Dataset rows describing interfaces:
____________________

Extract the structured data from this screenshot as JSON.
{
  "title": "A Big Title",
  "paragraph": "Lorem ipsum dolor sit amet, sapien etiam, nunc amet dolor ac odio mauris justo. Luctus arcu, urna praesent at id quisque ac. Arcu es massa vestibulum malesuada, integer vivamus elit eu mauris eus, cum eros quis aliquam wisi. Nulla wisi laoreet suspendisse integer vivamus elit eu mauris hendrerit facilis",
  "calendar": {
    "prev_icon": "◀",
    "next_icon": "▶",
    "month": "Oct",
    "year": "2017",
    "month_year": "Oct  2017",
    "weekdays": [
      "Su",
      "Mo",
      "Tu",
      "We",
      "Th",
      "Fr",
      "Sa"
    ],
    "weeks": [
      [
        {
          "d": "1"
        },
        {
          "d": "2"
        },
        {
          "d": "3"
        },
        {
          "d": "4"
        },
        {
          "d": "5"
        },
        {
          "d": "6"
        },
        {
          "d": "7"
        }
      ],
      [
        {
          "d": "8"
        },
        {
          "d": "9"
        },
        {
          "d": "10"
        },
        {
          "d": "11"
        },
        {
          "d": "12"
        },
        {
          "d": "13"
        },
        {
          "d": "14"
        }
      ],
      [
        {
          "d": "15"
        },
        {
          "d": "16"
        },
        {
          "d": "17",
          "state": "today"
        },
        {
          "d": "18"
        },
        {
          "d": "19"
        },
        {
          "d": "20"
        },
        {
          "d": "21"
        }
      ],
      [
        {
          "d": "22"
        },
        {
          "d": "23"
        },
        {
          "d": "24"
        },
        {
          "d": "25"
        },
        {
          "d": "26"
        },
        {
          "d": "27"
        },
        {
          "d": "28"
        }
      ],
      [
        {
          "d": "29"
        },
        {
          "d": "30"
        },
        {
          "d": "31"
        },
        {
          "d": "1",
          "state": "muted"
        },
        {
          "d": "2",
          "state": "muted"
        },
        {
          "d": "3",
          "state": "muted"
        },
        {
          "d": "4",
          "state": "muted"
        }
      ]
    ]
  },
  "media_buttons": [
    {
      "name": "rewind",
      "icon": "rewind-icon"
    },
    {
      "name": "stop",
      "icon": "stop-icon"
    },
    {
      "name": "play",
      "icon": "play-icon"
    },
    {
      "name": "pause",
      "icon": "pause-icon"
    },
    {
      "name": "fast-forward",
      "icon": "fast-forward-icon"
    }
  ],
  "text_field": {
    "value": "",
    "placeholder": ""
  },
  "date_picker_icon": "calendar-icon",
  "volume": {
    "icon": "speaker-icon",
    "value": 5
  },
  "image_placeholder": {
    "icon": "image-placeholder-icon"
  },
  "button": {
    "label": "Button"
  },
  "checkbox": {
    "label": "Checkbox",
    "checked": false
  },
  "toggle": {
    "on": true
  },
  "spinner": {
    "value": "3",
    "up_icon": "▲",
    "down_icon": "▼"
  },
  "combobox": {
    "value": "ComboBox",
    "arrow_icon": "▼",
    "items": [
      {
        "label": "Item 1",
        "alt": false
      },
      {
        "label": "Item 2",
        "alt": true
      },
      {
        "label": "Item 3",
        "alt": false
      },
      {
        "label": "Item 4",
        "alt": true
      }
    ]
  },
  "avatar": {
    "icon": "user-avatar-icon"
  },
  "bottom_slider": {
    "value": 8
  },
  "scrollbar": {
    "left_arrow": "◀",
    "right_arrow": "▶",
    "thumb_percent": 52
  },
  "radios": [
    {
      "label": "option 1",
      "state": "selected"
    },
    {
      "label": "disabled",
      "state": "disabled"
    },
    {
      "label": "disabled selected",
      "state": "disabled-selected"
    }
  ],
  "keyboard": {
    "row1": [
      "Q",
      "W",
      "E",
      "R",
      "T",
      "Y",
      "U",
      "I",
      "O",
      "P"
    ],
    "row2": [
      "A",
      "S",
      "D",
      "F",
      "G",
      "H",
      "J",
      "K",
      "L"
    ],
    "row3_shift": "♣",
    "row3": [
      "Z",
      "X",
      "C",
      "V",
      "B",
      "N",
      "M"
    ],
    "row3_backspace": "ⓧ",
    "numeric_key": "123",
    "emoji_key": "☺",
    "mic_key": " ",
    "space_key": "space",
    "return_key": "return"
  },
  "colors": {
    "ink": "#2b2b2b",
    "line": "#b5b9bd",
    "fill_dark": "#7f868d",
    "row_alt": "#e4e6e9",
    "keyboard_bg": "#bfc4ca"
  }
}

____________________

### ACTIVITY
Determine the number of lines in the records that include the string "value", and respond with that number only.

### SOLUTION FOR THIS PROBLEM
5